What I found most interesting, however, was a small paragraph in the Corey Schouten article:
During the event, the [Super Bowl Host Committee] must maintain a one-mile-wide “clean zone” around Lucas Oil Stadium to prevent any non-NFL-sanctioned marketing activities. And it might temporarily relocate the U.S. Post Office facility across from the stadium.Last time I checked, a mile was 5,280 feet. The mile radius of Lucas Oil Stadium will include almost every business in the downtown area.
When Detroit hosted the Super Bowl in 2006, their "clean zone" was 300 feet. The special event ordinance ran for five weeks from January 2, 2006 through February 10, 2006. It appears from my research that Indianapolis' "clean zone" will be one of the biggest, if not the biggest, for a sporting event.
Although these "clean zone" ordinances are sold as a way of preventing the sale of counterfeit NFL merchandise, that argument is bogus. Federal and state law already provides for harsh civil and even criminal penalties for the sale of counterfeit merchandise, including that licensed by the NFL. Rather the "clean zone" restrictions are about the NFL making more money. Let's say you own a restaurant, six blocks from Lucas Oil Stadium and you want to put up a banner inside your establishment welcoming out-of-towners during the weeks leading up to the Super Bowl. That would be illegal under most "clean ordinances. Instead you have to buy your banner from the NFL or be subject to a several thousand dollar fine.
But the restrictions go beyond even that. Temporary and outdoor signage, that is not of sponsors of the game, is banned by most "clean zones" ordinances.
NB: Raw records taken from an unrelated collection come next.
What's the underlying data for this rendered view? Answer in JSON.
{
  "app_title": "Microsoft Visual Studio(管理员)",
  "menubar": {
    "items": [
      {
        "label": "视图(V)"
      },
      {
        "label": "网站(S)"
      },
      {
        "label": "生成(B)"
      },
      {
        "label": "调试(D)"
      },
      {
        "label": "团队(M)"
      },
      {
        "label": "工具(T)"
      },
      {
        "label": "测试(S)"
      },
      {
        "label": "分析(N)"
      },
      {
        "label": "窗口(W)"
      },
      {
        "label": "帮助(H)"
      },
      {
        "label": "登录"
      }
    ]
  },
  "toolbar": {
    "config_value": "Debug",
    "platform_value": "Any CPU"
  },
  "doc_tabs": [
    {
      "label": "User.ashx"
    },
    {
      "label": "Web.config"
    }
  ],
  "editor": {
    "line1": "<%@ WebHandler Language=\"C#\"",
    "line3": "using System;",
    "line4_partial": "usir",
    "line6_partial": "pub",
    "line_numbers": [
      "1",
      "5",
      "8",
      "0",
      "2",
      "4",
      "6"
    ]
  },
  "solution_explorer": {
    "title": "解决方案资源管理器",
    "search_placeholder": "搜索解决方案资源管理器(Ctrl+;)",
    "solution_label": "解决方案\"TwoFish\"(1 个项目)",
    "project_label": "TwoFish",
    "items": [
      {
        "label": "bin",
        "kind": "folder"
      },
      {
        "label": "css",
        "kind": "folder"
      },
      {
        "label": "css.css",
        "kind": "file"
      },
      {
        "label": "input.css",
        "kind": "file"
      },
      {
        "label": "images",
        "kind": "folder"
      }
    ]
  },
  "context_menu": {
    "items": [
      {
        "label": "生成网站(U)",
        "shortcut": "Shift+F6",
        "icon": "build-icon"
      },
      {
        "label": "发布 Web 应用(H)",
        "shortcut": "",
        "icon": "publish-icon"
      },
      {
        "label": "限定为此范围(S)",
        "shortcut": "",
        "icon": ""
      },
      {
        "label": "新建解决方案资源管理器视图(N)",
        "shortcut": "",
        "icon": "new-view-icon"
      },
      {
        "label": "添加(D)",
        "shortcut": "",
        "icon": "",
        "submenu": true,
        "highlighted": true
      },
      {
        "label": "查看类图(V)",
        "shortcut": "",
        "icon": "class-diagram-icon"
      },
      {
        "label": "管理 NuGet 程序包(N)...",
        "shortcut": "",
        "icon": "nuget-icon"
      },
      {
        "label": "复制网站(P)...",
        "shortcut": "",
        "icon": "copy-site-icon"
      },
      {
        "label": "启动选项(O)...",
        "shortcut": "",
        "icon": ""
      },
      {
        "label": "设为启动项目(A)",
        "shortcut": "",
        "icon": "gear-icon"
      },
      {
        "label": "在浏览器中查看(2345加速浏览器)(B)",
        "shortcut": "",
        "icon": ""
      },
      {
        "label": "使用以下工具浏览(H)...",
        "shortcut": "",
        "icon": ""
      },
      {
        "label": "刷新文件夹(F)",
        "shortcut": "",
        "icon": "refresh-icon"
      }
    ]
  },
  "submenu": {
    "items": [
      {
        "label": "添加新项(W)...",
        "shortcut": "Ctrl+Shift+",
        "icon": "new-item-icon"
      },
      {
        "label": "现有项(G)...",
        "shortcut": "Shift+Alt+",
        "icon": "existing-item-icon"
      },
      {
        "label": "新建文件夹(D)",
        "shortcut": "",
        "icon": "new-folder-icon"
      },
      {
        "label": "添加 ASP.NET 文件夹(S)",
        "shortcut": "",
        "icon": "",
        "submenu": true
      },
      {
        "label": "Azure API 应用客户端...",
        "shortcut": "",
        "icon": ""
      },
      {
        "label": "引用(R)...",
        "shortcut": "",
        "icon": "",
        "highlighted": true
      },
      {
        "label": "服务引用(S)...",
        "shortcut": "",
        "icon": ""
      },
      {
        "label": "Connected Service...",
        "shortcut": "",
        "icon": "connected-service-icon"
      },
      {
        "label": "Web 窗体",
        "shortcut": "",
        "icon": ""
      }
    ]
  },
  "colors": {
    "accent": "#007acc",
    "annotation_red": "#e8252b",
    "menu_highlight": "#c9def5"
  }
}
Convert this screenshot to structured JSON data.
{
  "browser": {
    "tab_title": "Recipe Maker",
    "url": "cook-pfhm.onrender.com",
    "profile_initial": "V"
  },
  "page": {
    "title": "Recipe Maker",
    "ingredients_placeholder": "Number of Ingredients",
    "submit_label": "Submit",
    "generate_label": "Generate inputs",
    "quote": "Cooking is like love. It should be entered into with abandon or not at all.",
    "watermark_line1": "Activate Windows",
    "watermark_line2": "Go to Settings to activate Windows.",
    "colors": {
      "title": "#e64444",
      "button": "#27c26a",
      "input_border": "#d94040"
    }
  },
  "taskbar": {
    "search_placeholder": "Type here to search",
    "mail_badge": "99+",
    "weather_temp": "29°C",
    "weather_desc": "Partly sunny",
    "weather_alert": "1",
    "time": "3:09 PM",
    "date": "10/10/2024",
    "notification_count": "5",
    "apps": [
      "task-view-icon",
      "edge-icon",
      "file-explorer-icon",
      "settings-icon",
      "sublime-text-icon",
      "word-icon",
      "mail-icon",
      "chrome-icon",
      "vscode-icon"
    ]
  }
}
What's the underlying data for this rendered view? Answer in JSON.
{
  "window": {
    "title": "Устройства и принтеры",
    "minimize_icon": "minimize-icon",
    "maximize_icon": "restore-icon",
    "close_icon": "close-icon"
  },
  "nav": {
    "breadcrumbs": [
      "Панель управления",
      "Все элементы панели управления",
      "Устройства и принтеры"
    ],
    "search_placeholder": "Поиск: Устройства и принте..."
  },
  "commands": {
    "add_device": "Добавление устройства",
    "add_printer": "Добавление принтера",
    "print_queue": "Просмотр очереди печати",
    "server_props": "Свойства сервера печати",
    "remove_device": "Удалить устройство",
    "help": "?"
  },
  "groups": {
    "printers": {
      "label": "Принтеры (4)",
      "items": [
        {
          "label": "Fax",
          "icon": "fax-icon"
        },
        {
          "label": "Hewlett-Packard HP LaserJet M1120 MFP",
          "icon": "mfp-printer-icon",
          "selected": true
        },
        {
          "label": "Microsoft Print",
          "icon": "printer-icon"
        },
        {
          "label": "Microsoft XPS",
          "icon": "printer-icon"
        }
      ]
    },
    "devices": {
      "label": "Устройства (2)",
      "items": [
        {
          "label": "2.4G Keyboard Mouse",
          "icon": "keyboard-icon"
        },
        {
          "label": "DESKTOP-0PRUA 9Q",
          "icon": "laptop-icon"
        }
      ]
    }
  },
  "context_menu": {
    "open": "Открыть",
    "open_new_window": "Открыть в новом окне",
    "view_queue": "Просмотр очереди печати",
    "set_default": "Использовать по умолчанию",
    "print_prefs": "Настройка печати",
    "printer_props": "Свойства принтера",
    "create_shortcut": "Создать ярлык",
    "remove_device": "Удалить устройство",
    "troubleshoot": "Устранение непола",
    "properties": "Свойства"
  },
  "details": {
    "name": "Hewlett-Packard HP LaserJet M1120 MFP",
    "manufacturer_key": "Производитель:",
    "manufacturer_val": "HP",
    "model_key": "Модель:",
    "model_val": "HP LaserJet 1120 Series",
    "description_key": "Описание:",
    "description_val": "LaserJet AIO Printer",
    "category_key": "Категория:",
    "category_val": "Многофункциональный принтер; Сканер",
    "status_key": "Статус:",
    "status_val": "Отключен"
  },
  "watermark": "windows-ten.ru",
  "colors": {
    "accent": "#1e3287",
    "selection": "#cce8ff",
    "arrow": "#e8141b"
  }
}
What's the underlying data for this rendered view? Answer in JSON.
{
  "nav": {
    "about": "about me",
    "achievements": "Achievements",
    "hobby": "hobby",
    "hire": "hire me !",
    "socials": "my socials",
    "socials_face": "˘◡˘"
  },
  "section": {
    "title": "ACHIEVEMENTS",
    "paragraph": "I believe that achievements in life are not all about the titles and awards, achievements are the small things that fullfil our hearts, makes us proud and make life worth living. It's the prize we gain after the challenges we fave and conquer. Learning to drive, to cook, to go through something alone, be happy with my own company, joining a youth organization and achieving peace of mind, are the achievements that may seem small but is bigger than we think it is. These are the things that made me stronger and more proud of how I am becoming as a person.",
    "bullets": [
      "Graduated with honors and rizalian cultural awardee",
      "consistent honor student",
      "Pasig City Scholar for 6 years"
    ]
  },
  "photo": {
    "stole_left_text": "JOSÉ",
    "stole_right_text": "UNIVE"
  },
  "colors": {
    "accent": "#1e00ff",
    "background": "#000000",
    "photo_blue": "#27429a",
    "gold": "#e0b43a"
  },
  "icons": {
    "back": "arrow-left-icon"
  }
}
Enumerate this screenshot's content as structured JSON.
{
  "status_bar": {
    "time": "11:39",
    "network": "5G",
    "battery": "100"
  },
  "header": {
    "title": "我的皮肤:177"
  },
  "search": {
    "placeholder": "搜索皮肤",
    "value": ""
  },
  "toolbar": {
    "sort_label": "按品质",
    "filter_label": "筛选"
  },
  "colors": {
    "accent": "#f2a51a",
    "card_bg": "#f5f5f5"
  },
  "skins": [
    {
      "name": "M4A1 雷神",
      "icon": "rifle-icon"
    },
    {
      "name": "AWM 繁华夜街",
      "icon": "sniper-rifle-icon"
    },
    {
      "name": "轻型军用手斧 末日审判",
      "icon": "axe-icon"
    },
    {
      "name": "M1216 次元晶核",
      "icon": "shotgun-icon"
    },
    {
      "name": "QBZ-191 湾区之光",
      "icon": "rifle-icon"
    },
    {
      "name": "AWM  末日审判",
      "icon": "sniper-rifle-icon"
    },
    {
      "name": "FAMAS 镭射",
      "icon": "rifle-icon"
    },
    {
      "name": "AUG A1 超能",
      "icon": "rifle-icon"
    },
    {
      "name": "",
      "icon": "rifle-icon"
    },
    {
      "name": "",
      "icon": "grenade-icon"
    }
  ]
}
For example, the pizza store down the street where I work sometimes puts a sandwich board sign outside advertising specials. He won't be able to do that before Super Bowl 2012.
Depending how the ordinance is written, the Super Bowl Host Committee can also use the "clean zone" ordinances to force downtown businesses to cough up money if they want to do business during weeks leading up to the Super Bowl. In 2008, San Antonio adopted a "clean zone" ordinance that required businesses to pay $750 for a license in order to do business within the "clean zone" during the 2008 NCAA final four.
Do we know what kind of "Clean Zone" ordinance is required as part of the deal for the 2012 Super Bowl? Nope. The fact is the Super Bowl Host Committee, which disingenuously attempts to operate as a private entity, keeps those kind of details under wraps. What we do know, however, that the "Clean Zone" will be a mile perimeter around Lucas Oil Stadium and affect virtually every business in the immediate downtown area. Because of the impact it will have on virtually every downtown business, it is time that we start demanding that the Host Committee provide specific details about the "Clean Zone."